That will not have deflected Bairstow from identifying two obvious routes into the side. The first would see Ben Stokes employed as an opening batter to the detriment of Zak Crawley (although if Stokes' bowling is restricted then an allrounder like Sam Curran would also come into consideration), and the second would be to supplant Ben Foakes in the wicketkeeping spot.
Bairstow, who has taken the gloves in 49 of his 89 Tests, the last of them against India at the Oval in September 2021, has already told Yorkshire that he wants to keep. Yorkshire's lack of a Championship fixture on May 18 does not work in his favour (inviting the theory that he might even attempt a game on loan), and regaining fitness in time for a visit to Durham at Chester-le-Street a week earlier would be a huge achievement.
Darren Gough, Yorkshire's director of cricket, said: "I think Jonny realises there is competition for places. He had his best year ever for England but you know what it's like, someone comes into the side and it's hard to get back. He probably wants to give himself as many opportunities as he can. He's a top player, he's in a good place mentally with his game. he's worked out where he wants to be and where he wants to go.
"I think Jonny has said he'd like to keep. He obviously sees a place in the England side - he's seen everyone do well and he wants to keep. He's not fit yet; he's working hard and going well. It's a case of him getting fit, which is not easy coming back from that injury. It was horrific. he's got to come back from that injury and show he's 100% fit, you can't play someone who's not. The ECB wouldn't clear him if he's not. Whether he plays for in one game, two games or none of the games before England we'll see where that goes."

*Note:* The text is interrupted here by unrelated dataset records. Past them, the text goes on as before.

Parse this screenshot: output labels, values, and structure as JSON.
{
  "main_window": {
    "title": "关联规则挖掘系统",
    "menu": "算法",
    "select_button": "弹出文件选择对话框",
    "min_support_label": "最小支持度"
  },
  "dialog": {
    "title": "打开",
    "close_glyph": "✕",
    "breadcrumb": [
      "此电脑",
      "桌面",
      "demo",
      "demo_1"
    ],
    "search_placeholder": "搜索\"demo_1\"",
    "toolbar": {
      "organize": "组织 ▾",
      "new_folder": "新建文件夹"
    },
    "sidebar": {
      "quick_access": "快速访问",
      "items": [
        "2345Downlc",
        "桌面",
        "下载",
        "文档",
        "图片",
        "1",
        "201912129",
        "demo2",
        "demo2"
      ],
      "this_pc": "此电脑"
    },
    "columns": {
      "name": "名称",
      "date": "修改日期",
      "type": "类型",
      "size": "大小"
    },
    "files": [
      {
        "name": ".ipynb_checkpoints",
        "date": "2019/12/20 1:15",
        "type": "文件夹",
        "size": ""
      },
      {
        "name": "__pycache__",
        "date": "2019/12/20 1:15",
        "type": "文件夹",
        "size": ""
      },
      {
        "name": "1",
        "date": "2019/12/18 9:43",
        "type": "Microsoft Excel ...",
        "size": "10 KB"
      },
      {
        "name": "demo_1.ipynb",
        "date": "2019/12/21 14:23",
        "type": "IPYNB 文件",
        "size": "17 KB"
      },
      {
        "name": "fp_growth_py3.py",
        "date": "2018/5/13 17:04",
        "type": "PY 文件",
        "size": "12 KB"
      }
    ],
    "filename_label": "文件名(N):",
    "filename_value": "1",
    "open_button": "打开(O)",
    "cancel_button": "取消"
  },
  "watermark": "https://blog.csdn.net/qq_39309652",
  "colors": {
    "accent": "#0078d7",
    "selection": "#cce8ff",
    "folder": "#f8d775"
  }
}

Gibson did not understate the task Bairstow faces to be in the mix ahead of the Ashes series. "He's had a horrific injury but he's tracking well. he's running up and down, he can run in straight lines but he's not doing much lateral stuff yet. I've had a conversation with him and the medical team, who've done a great job, they think by the end of May he should be in position to play cricket. Everything is moving in the right direction."
Some players might have preferred a more conservative approach, breaking themselves in gradually, imagining that flinging themselves around in thew dirt for a day or so might be best avoided, but Bairstow is not that sort of player.
It is early days and England, unsurprisingly, have yet to indicate to Yorkshire their preferences.
The Yorkshire player who must await his fate is Jonny Tattersall, who has been temporarily elevated to the captaincy at the start of the season because Shan Masood, who was appointed with some fanfare last year, is missing with Pakistan - the extent of his absence still to be determined.
Tattersall could find himself losing the captaincy and then the gloves within the space of a few weeks. For a player who began as a batter, was released by the county, only to be invited back as a wicketkeeper, then dropped, and finally identified as leadership material, it is just another twist in his career.
Tattersall's honesty became him. "Obviously I'd rather keep the gloves," he said. "You want to play every game, don't you? But the club's goals are bigger than my personal goals, so if that means I have to step aside to let Jonny take the gloves, that's fine. If we're winning games of cricket, to me it doesn't matter.
"I've been used to that before. I wasn't a keeper until the 2018 season. I took up keeping to try to get into the first team. That worked for me. I understand it's professional sport and Jonny is an international player; he is that for a reason. If he needs certain things to prepare for England, so be it."

David Hopps writes on county cricket for ESPNcricinfo @davidkhopps